The Real Reason People Used To Believe Griffins Existed

People are still people, no matter how far back you go, and that's got its comfort, as well as its alarm. There are tales of selflessness and sacrifice and generosity going back as far as the oral tradition stretches, no matter the culture. And there are probably stories that pair up nicely with Sid, the mean kid in Toy Story who created chimeras out of his (and his sister's) toys. A little of this, a little of that, and voilà, look what I made! I put a bird head on a lion body! Ain't that cool? ("Has anybody seen my eagle?" "No, Dad....")

The griffin — also gryphon (says Mythology), also grypes (says Theoi) — traditionally is a blend of an eagle's front crafted onto the body of a lion. In some incarnations, says Ancient Origins, the beastie would have the head and wings and talons of the bird, with the lion section making up the rest of the more or less boring bit. However it comes about, with whatever variations on a theme, you have to know that at some campfire long, long ago, somebody said, "Wouldn't it be cool if...."

Depictions of griffins date back thousands of years

They show up regularly in the mythology of Ancient Greece — Herodotus mentions them, writing around the middle 400s BCE — but they also crop up in the art of Ancient Persia and Ancient Egypt from around 6,000 years ago. Encyclopedia Britannica refers to griffins as "a favourite decorative motif."

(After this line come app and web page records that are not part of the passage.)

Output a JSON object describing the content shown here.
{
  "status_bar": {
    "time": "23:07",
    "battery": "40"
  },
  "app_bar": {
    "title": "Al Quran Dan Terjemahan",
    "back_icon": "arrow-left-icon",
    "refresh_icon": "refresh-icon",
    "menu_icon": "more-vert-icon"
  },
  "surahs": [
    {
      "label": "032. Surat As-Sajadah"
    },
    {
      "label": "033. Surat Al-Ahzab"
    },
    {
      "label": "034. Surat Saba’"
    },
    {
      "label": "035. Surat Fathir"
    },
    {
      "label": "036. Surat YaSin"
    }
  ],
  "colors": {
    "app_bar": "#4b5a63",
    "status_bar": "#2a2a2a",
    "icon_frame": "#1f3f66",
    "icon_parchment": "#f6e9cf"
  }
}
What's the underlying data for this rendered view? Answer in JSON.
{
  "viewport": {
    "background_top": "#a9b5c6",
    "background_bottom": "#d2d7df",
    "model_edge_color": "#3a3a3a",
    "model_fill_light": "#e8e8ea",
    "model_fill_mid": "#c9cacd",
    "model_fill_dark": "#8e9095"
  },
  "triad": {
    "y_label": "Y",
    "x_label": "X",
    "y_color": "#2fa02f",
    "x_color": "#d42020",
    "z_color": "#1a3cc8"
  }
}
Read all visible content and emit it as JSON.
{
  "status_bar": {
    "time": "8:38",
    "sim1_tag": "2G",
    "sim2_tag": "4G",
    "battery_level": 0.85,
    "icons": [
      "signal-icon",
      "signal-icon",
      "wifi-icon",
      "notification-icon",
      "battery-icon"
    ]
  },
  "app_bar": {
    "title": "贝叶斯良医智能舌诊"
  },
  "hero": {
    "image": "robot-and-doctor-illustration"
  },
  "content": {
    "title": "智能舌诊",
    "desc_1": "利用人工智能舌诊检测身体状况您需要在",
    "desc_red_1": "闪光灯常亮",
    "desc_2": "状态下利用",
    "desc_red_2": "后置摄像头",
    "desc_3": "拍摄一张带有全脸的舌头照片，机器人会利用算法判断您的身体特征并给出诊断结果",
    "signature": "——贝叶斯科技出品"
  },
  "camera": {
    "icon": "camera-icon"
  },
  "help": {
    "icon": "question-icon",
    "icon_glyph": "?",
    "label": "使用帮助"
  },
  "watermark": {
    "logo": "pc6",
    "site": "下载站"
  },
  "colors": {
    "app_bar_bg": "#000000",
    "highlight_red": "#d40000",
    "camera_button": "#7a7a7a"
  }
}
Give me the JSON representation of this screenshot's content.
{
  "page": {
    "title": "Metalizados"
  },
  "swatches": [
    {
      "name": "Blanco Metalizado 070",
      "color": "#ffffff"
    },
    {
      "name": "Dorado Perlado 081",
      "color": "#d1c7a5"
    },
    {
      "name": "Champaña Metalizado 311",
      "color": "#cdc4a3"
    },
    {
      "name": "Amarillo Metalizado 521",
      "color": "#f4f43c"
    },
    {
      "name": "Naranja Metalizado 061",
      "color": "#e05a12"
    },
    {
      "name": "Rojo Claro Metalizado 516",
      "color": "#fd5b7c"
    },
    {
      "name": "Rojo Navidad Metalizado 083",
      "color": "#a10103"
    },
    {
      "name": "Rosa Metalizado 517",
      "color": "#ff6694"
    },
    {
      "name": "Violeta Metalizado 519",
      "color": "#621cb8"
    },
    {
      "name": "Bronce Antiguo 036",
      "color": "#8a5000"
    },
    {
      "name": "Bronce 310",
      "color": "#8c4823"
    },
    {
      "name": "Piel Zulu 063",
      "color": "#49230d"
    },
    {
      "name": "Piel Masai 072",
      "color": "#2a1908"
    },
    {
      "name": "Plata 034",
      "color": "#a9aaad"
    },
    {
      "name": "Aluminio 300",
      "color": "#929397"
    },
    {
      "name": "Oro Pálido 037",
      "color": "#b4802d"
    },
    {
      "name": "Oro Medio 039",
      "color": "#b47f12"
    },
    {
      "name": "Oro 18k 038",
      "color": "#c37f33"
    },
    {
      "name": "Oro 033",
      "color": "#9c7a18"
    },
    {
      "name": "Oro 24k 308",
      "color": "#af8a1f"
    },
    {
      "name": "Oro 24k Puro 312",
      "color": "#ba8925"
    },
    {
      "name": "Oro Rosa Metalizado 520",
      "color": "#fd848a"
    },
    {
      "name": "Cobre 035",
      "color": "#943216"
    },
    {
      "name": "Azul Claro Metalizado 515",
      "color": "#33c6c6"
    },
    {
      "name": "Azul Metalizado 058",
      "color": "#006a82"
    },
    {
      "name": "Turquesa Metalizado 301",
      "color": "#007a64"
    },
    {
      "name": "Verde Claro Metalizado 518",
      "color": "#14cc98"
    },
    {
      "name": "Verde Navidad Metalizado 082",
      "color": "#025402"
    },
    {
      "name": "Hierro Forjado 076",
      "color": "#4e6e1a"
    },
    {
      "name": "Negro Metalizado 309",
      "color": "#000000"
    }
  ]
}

While they show up in different places, in slightly different configurations, griffins are most often associated with gold. (And be honest: You would be, too.) Supposedly they guarded gold deposits in Asia, around the Gobi Desert and elsewhere. And here we find a little griffin backstory: that's a part of the world where archaeologists have found numerous fossils of protoceratops, which had — as you've probably already guessed — a hooked beak. The fossils aren't even that deep, and might have appeared from time to time with relatively little disturbance of the soil. A little of this, a little of that, and voilà — "Look at all the gold I found! Not only that, but let me tell you about the fearsome beasts I had to defeat to get it! Somebody go get Sid — he'll want to hear this...."